• **TASK REQUIREMENTS**
Lines with "White": pull these out of the listing below.

• **INFORMATION GIVEN**

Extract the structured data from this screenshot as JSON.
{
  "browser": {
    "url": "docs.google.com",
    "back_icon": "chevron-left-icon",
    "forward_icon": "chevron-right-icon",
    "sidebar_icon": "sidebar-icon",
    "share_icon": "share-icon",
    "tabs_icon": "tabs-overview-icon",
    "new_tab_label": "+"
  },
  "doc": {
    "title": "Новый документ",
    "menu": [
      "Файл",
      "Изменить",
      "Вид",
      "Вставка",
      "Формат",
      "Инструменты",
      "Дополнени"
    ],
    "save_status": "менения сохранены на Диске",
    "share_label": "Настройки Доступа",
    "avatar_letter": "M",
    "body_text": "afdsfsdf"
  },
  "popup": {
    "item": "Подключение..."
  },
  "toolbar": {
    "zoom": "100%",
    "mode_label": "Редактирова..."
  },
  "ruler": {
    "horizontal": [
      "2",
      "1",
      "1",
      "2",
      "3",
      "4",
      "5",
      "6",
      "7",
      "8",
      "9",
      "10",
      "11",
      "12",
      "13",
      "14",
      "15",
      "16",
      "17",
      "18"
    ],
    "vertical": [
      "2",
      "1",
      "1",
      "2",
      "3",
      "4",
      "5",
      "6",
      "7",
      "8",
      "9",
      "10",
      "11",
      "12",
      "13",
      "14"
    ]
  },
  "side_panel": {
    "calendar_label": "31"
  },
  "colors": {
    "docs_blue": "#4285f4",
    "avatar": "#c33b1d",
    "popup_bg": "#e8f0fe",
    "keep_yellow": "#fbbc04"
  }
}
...
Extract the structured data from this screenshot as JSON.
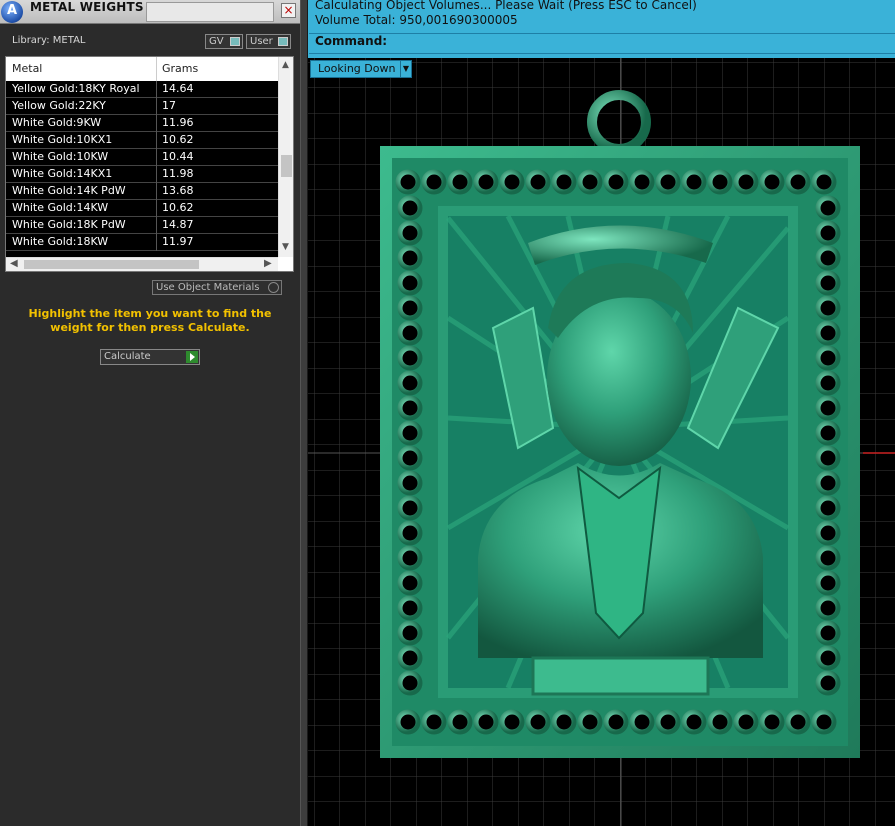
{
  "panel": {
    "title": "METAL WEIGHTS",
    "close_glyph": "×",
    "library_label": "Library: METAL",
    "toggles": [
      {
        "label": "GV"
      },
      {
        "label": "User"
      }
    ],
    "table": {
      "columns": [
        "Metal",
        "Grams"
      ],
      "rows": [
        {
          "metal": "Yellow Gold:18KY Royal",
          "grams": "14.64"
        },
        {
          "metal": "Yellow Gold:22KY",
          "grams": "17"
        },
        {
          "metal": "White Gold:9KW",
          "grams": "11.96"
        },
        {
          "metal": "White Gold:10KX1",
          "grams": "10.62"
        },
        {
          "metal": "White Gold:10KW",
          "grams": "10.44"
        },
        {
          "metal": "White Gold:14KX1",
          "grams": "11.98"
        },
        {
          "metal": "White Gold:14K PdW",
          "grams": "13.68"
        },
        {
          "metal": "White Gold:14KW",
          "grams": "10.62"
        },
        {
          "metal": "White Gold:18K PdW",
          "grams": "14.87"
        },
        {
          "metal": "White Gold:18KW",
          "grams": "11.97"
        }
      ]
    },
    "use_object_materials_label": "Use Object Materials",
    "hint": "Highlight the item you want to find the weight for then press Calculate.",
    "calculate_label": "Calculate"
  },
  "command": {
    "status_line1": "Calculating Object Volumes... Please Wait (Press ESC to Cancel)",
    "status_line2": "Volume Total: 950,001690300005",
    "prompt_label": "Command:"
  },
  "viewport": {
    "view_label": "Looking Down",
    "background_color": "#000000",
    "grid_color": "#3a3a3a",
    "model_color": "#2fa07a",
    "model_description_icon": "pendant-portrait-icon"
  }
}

• **ANSWER SECTION**
          "metal": "White Gold:9KW",
          "metal": "White Gold:10KX1",
          "metal": "White Gold:10KW",
          "metal": "White Gold:14KX1",
          "metal": "White Gold:14K PdW",
          "metal": "White Gold:14KW",
          "metal": "White Gold:18K PdW",
          "metal": "White Gold:18KW",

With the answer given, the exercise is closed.